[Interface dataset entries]

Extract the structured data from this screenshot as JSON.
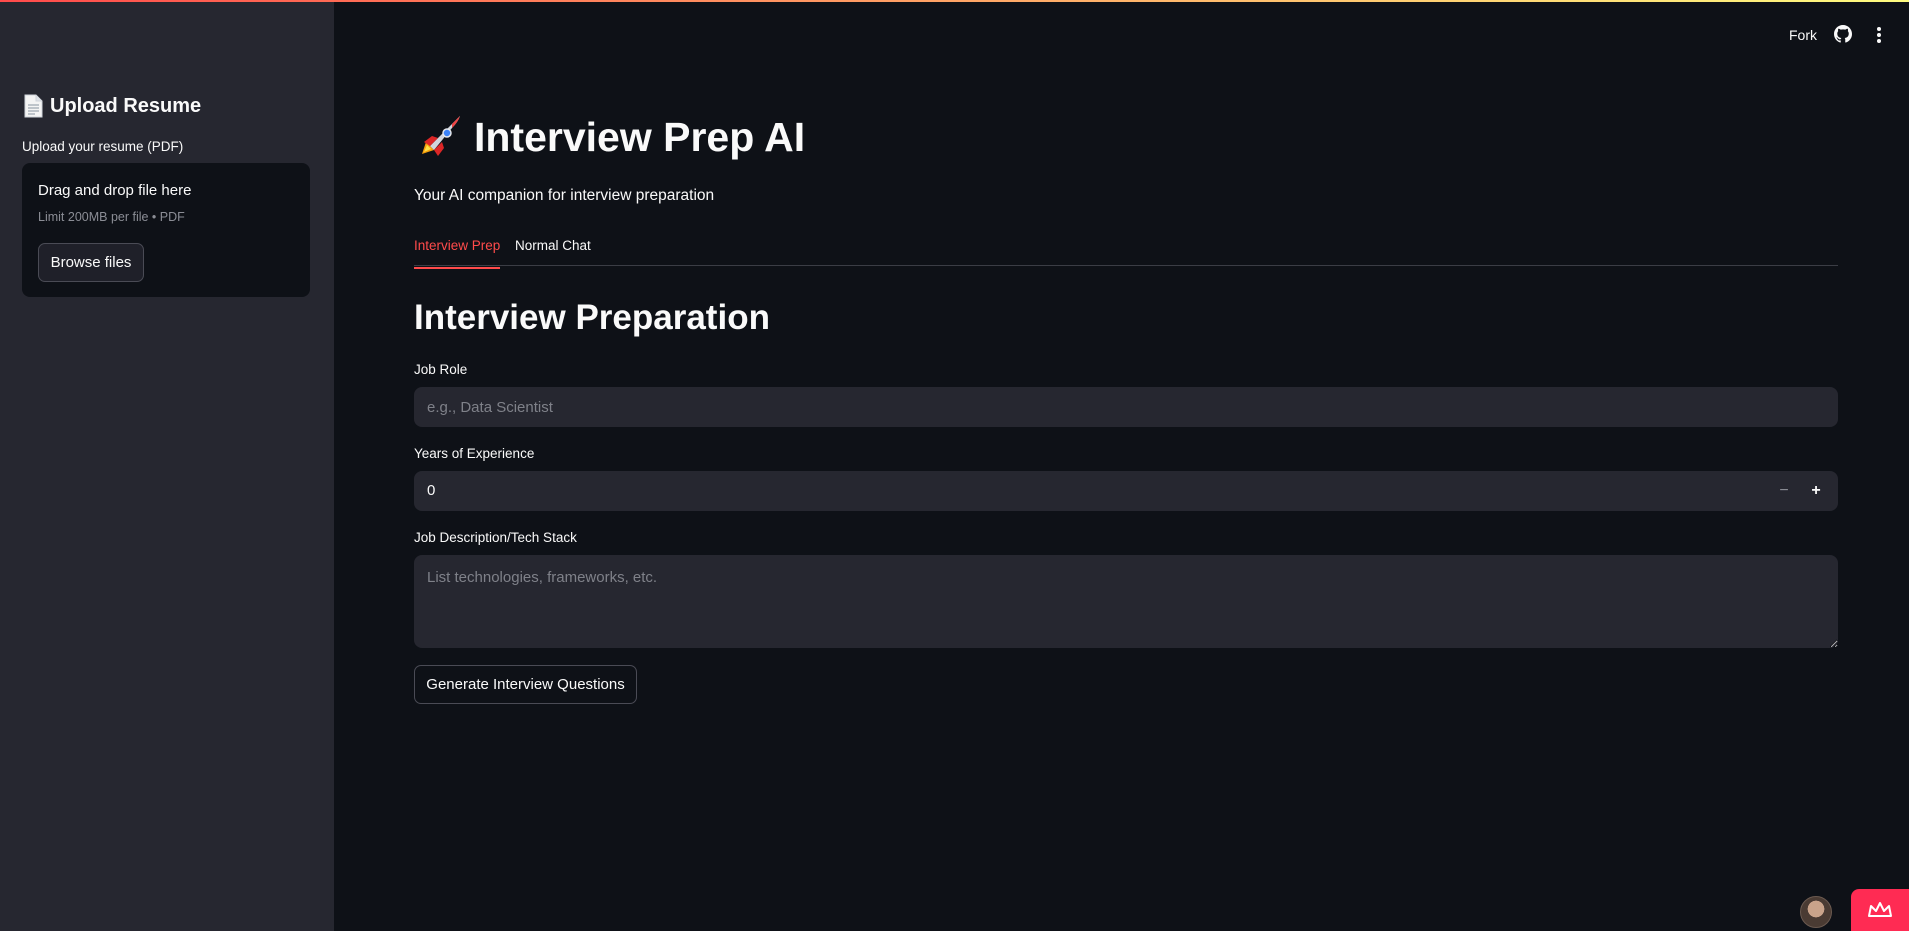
{
  "header": {
    "fork_label": "Fork",
    "github_icon": "github-icon",
    "menu_icon": "kebab-menu-icon",
    "accent": "#ff4b4b"
  },
  "sidebar": {
    "title": "Upload Resume",
    "title_icon": "document-icon",
    "upload_label": "Upload your resume (PDF)",
    "dropzone_title": "Drag and drop file here",
    "dropzone_limit": "Limit 200MB per file • PDF",
    "browse_label": "Browse files"
  },
  "main": {
    "title": "Interview Prep AI",
    "title_icon": "rocket-icon",
    "subtitle": "Your AI companion for interview preparation",
    "tabs": [
      {
        "label": "Interview Prep",
        "active": true
      },
      {
        "label": "Normal Chat",
        "active": false
      }
    ],
    "section_title": "Interview Preparation",
    "job_role": {
      "label": "Job Role",
      "placeholder": "e.g., Data Scientist",
      "value": ""
    },
    "experience": {
      "label": "Years of Experience",
      "value": "0",
      "minus": "−",
      "plus": "+"
    },
    "description": {
      "label": "Job Description/Tech Stack",
      "placeholder": "List technologies, frameworks, etc.",
      "value": ""
    },
    "generate_label": "Generate Interview Questions"
  },
  "footer": {
    "avatar": "user-avatar",
    "badge_icon": "crown-icon",
    "badge_color": "#ff2b53"
  }
}
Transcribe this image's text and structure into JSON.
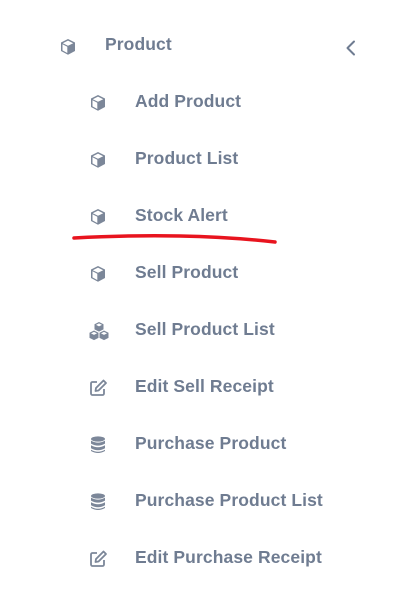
{
  "menu": {
    "parent": {
      "label": "Product",
      "icon": "cube-icon",
      "expanded": true,
      "toggle_icon": "chevron-left-icon"
    },
    "items": [
      {
        "label": "Add Product",
        "icon": "cube-icon"
      },
      {
        "label": "Product List",
        "icon": "cube-icon"
      },
      {
        "label": "Stock Alert",
        "icon": "cube-icon",
        "annotated": true
      },
      {
        "label": "Sell Product",
        "icon": "cube-icon"
      },
      {
        "label": "Sell Product List",
        "icon": "cubes-icon"
      },
      {
        "label": "Edit Sell Receipt",
        "icon": "edit-icon"
      },
      {
        "label": "Purchase Product",
        "icon": "database-icon"
      },
      {
        "label": "Purchase Product List",
        "icon": "database-icon"
      },
      {
        "label": "Edit Purchase Receipt",
        "icon": "edit-icon"
      }
    ]
  },
  "colors": {
    "text": "#6f7c91",
    "icon": "#7c8799",
    "annotation": "#e8141e",
    "background": "#ffffff"
  }
}
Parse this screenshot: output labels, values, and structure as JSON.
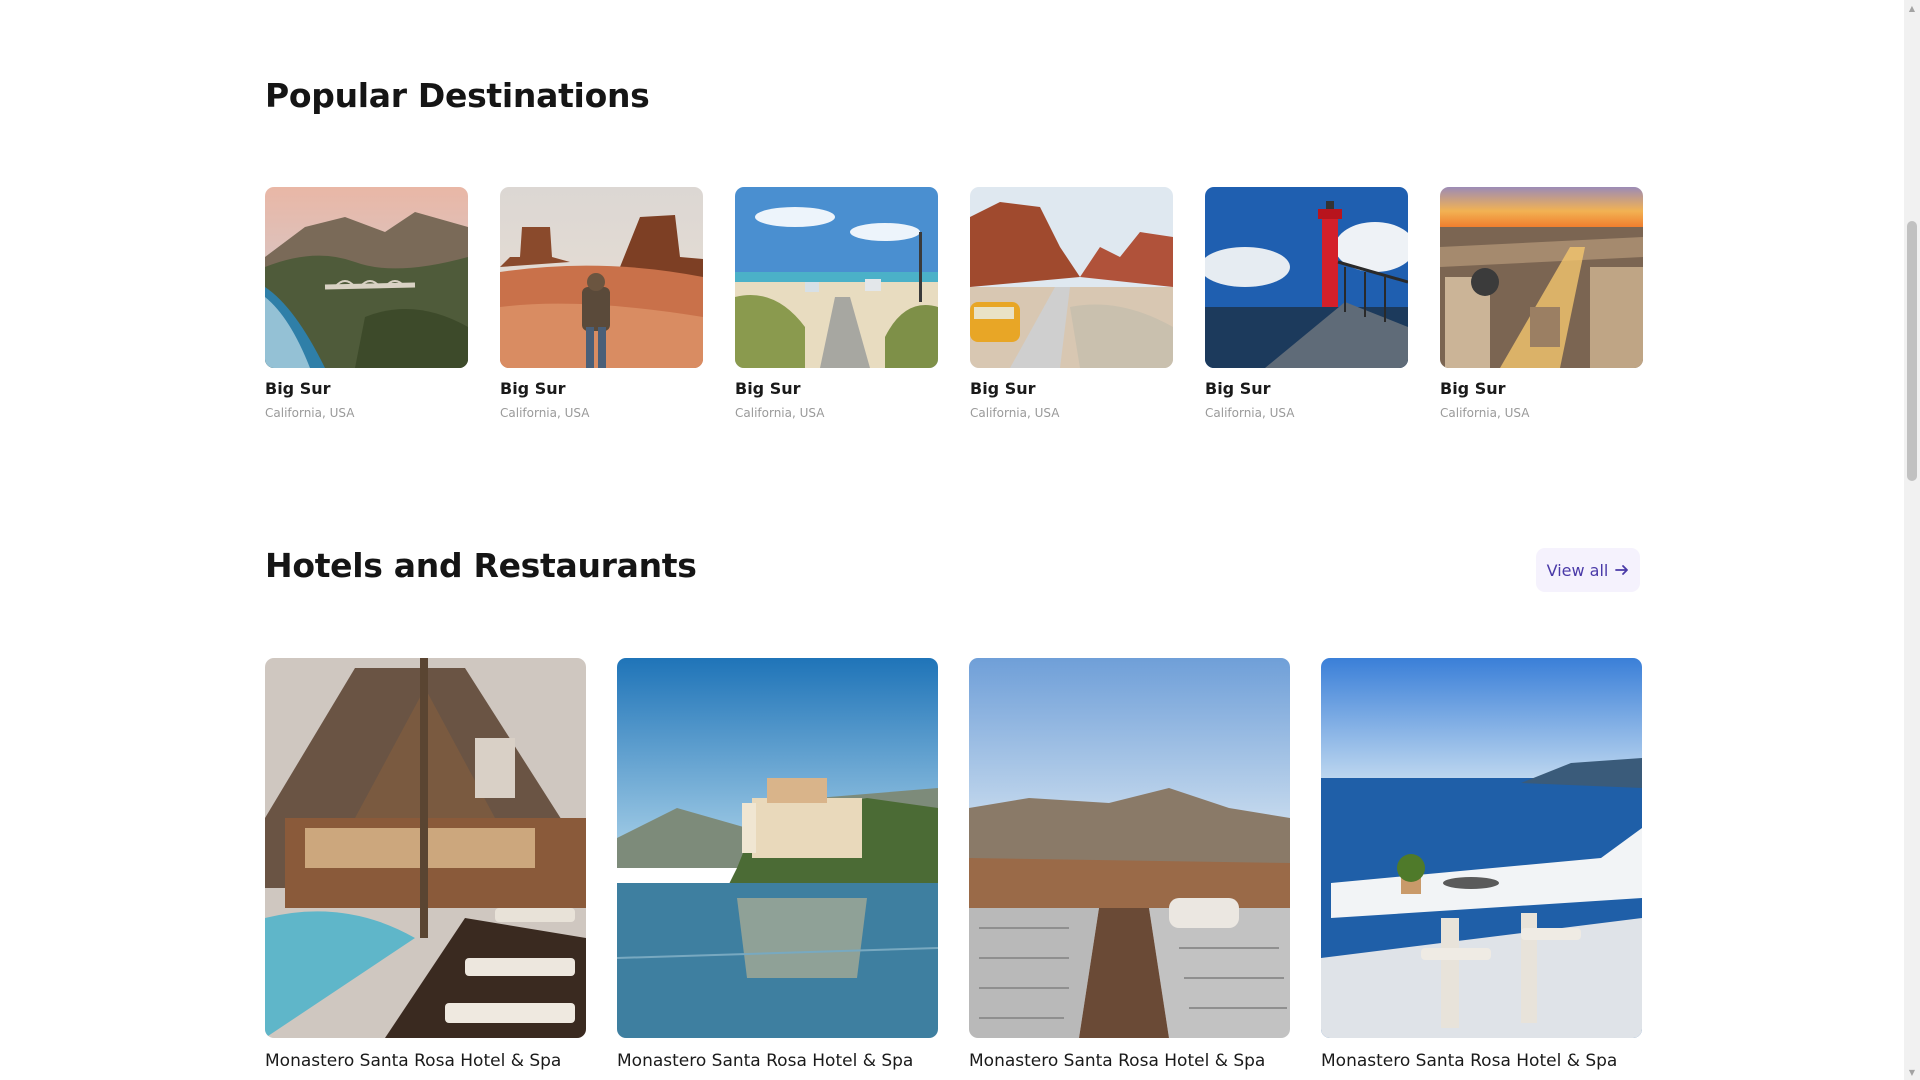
{
  "popular": {
    "title": "Popular Destinations",
    "items": [
      {
        "name": "Big Sur",
        "location": "California, USA"
      },
      {
        "name": "Big Sur",
        "location": "California, USA"
      },
      {
        "name": "Big Sur",
        "location": "California, USA"
      },
      {
        "name": "Big Sur",
        "location": "California, USA"
      },
      {
        "name": "Big Sur",
        "location": "California, USA"
      },
      {
        "name": "Big Sur",
        "location": "California, USA"
      }
    ]
  },
  "hotels": {
    "title": "Hotels and Restaurants",
    "view_all_label": "View all",
    "view_all_icon": "arrow-right-icon",
    "items": [
      {
        "name": "Monastero Santa Rosa Hotel & Spa"
      },
      {
        "name": "Monastero Santa Rosa Hotel & Spa"
      },
      {
        "name": "Monastero Santa Rosa Hotel & Spa"
      },
      {
        "name": "Monastero Santa Rosa Hotel & Spa"
      }
    ]
  },
  "colors": {
    "heading": "#151515",
    "muted_text": "#9a9a9a",
    "accent": "#4a3aa8",
    "accent_bg": "#f5f2fd"
  }
}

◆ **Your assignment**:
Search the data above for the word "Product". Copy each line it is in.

◆ **Exercise output**:
      "label": "Product",
        "label": "Add Product",
        "label": "Product List",
        "label": "Sell Product",
        "label": "Sell Product List",
        "label": "Purchase Product",
        "label": "Purchase Product List",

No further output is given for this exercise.